BRIEF:
Please reproduce all the data exactly as written and omit the pictures.

EXCERPTED DATA:

----------------

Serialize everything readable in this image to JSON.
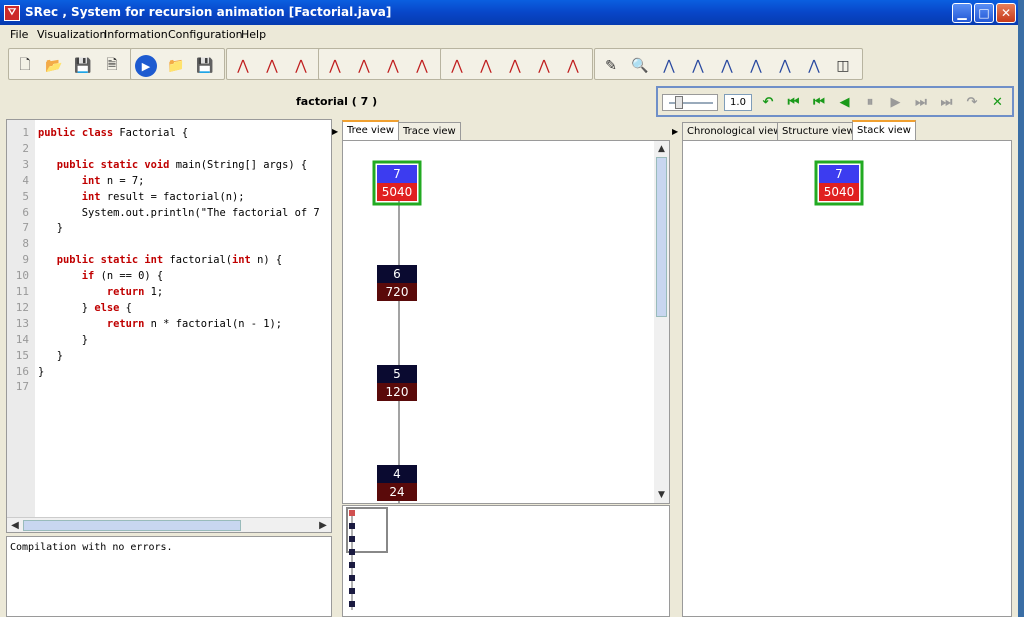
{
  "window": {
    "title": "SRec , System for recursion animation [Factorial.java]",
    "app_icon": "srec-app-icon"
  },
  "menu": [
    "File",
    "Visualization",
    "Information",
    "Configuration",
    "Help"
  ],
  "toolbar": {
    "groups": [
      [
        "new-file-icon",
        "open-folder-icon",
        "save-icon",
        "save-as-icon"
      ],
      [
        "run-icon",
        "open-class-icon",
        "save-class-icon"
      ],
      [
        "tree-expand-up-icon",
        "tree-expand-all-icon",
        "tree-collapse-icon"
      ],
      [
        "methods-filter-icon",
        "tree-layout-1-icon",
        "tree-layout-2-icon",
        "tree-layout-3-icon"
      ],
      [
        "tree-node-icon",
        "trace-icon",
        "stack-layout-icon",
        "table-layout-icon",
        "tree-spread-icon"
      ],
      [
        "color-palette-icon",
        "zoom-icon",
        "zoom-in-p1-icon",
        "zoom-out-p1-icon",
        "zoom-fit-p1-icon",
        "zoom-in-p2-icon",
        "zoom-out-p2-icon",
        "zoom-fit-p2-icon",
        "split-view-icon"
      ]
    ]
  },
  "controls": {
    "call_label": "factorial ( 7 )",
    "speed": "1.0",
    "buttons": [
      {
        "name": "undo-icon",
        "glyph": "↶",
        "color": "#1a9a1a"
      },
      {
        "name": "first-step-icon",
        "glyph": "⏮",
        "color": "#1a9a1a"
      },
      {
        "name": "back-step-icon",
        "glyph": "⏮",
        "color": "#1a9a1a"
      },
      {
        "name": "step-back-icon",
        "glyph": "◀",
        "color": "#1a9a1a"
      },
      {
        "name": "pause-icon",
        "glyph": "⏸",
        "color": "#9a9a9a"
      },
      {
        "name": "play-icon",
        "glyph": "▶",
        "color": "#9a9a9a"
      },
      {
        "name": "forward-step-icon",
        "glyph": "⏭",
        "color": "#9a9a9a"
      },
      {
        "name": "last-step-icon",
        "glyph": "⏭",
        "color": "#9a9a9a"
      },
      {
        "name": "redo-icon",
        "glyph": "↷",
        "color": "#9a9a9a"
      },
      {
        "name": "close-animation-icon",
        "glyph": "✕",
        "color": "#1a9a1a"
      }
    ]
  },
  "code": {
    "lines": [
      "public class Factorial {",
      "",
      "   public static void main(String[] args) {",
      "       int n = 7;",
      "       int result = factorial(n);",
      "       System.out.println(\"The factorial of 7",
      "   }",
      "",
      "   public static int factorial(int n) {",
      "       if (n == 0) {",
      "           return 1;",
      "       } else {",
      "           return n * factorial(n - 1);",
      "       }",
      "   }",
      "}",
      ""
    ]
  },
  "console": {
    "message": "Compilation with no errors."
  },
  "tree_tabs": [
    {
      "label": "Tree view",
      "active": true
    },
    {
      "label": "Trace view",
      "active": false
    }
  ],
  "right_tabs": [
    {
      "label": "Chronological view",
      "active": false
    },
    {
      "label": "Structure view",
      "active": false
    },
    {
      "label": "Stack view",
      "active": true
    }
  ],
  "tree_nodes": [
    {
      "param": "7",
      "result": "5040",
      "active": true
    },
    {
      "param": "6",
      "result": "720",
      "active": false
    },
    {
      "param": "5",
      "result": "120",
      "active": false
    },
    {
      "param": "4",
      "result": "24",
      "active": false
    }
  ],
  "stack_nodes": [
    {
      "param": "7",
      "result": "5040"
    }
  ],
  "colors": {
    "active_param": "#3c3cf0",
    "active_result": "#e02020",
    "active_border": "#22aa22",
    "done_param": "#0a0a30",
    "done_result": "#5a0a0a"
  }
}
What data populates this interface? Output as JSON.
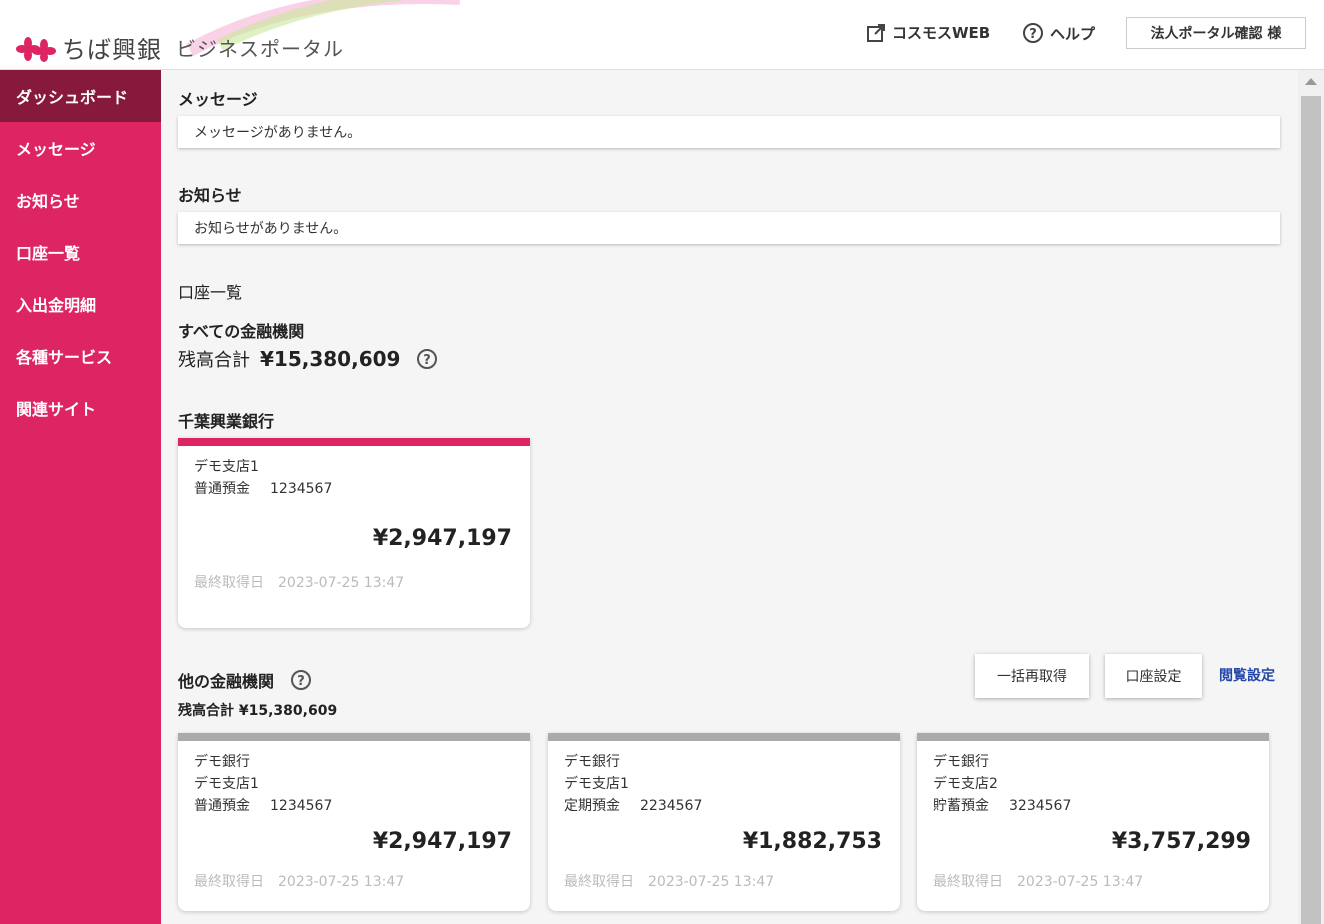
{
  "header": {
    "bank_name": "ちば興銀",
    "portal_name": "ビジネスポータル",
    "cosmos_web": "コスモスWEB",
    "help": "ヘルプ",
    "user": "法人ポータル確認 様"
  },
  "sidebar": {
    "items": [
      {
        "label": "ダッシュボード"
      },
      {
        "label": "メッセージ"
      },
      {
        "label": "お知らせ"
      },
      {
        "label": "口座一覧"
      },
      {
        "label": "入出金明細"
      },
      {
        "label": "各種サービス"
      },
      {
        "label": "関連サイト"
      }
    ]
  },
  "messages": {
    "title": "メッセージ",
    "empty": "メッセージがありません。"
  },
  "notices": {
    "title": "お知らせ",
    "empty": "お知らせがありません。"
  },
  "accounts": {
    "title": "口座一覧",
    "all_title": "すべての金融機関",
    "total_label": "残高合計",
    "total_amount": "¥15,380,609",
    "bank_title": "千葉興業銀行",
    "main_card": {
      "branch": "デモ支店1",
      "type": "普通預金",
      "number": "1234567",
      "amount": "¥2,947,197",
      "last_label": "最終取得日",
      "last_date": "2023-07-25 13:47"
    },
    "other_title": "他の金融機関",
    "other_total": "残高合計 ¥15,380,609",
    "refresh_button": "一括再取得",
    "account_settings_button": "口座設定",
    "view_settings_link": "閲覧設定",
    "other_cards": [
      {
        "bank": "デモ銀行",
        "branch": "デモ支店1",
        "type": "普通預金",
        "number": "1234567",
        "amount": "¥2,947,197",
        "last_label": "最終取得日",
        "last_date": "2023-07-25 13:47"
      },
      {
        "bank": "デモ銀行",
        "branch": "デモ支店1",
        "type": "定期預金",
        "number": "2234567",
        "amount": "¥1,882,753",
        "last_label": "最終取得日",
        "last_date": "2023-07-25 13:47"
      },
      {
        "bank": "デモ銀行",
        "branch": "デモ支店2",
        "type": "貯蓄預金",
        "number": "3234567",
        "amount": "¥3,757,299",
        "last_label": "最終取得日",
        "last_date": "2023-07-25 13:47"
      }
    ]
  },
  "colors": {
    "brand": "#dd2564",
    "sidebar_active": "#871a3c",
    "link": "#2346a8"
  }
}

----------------

COMPLETED EXERCISE:
Serialize everything readable in this image to JSON.
{
  "window": {
    "title": "SRec , System for recursion animation [Factorial.java]",
    "app_icon": "srec-app-icon"
  },
  "menu": [
    "File",
    "Visualization",
    "Information",
    "Configuration",
    "Help"
  ],
  "toolbar": {
    "groups": [
      [
        "new-file-icon",
        "open-folder-icon",
        "save-icon",
        "save-as-icon"
      ],
      [
        "run-icon",
        "open-class-icon",
        "save-class-icon"
      ],
      [
        "tree-expand-up-icon",
        "tree-expand-all-icon",
        "tree-collapse-icon"
      ],
      [
        "methods-filter-icon",
        "tree-layout-1-icon",
        "tree-layout-2-icon",
        "tree-layout-3-icon"
      ],
      [
        "tree-node-icon",
        "trace-icon",
        "stack-layout-icon",
        "table-layout-icon",
        "tree-spread-icon"
      ],
      [
        "color-palette-icon",
        "zoom-icon",
        "zoom-in-p1-icon",
        "zoom-out-p1-icon",
        "zoom-fit-p1-icon",
        "zoom-in-p2-icon",
        "zoom-out-p2-icon",
        "zoom-fit-p2-icon",
        "split-view-icon"
      ]
    ]
  },
  "controls": {
    "call_label": "factorial ( 7 )",
    "speed": "1.0",
    "buttons": [
      {
        "name": "undo-icon",
        "glyph": "↶",
        "color": "#1a9a1a"
      },
      {
        "name": "first-step-icon",
        "glyph": "⏮",
        "color": "#1a9a1a"
      },
      {
        "name": "back-step-icon",
        "glyph": "⏮",
        "color": "#1a9a1a"
      },
      {
        "name": "step-back-icon",
        "glyph": "◀",
        "color": "#1a9a1a"
      },
      {
        "name": "pause-icon",
        "glyph": "⏸",
        "color": "#9a9a9a"
      },
      {
        "name": "play-icon",
        "glyph": "▶",
        "color": "#9a9a9a"
      },
      {
        "name": "forward-step-icon",
        "glyph": "⏭",
        "color": "#9a9a9a"
      },
      {
        "name": "last-step-icon",
        "glyph": "⏭",
        "color": "#9a9a9a"
      },
      {
        "name": "redo-icon",
        "glyph": "↷",
        "color": "#9a9a9a"
      },
      {
        "name": "close-animation-icon",
        "glyph": "✕",
        "color": "#1a9a1a"
      }
    ]
  },
  "code": {
    "lines": [
      "public class Factorial {",
      "",
      "   public static void main(String[] args) {",
      "       int n = 7;",
      "       int result = factorial(n);",
      "       System.out.println(\"The factorial of 7",
      "   }",
      "",
      "   public static int factorial(int n) {",
      "       if (n == 0) {",
      "           return 1;",
      "       } else {",
      "           return n * factorial(n - 1);",
      "       }",
      "   }",
      "}",
      ""
    ]
  },
  "console": {
    "message": "Compilation with no errors."
  },
  "tree_tabs": [
    {
      "label": "Tree view",
      "active": true
    },
    {
      "label": "Trace view",
      "active": false
    }
  ],
  "right_tabs": [
    {
      "label": "Chronological view",
      "active": false
    },
    {
      "label": "Structure view",
      "active": false
    },
    {
      "label": "Stack view",
      "active": true
    }
  ],
  "tree_nodes": [
    {
      "param": "7",
      "result": "5040",
      "active": true
    },
    {
      "param": "6",
      "result": "720",
      "active": false
    },
    {
      "param": "5",
      "result": "120",
      "active": false
    },
    {
      "param": "4",
      "result": "24",
      "active": false
    }
  ],
  "stack_nodes": [
    {
      "param": "7",
      "result": "5040"
    }
  ],
  "colors": {
    "active_param": "#3c3cf0",
    "active_result": "#e02020",
    "active_border": "#22aa22",
    "done_param": "#0a0a30",
    "done_result": "#5a0a0a"
  }
}
What data populates this interface? Output as JSON.
{
  "header": {
    "bank_name": "ちば興銀",
    "portal_name": "ビジネスポータル",
    "cosmos_web": "コスモスWEB",
    "help": "ヘルプ",
    "user": "法人ポータル確認 様"
  },
  "sidebar": {
    "items": [
      {
        "label": "ダッシュボード"
      },
      {
        "label": "メッセージ"
      },
      {
        "label": "お知らせ"
      },
      {
        "label": "口座一覧"
      },
      {
        "label": "入出金明細"
      },
      {
        "label": "各種サービス"
      },
      {
        "label": "関連サイト"
      }
    ]
  },
  "messages": {
    "title": "メッセージ",
    "empty": "メッセージがありません。"
  },
  "notices": {
    "title": "お知らせ",
    "empty": "お知らせがありません。"
  },
  "accounts": {
    "title": "口座一覧",
    "all_title": "すべての金融機関",
    "total_label": "残高合計",
    "total_amount": "¥15,380,609",
    "bank_title": "千葉興業銀行",
    "main_card": {
      "branch": "デモ支店1",
      "type": "普通預金",
      "number": "1234567",
      "amount": "¥2,947,197",
      "last_label": "最終取得日",
      "last_date": "2023-07-25 13:47"
    },
    "other_title": "他の金融機関",
    "other_total": "残高合計 ¥15,380,609",
    "refresh_button": "一括再取得",
    "account_settings_button": "口座設定",
    "view_settings_link": "閲覧設定",
    "other_cards": [
      {
        "bank": "デモ銀行",
        "branch": "デモ支店1",
        "type": "普通預金",
        "number": "1234567",
        "amount": "¥2,947,197",
        "last_label": "最終取得日",
        "last_date": "2023-07-25 13:47"
      },
      {
        "bank": "デモ銀行",
        "branch": "デモ支店1",
        "type": "定期預金",
        "number": "2234567",
        "amount": "¥1,882,753",
        "last_label": "最終取得日",
        "last_date": "2023-07-25 13:47"
      },
      {
        "bank": "デモ銀行",
        "branch": "デモ支店2",
        "type": "貯蓄預金",
        "number": "3234567",
        "amount": "¥3,757,299",
        "last_label": "最終取得日",
        "last_date": "2023-07-25 13:47"
      }
    ]
  },
  "colors": {
    "brand": "#dd2564",
    "sidebar_active": "#871a3c",
    "link": "#2346a8"
  }
}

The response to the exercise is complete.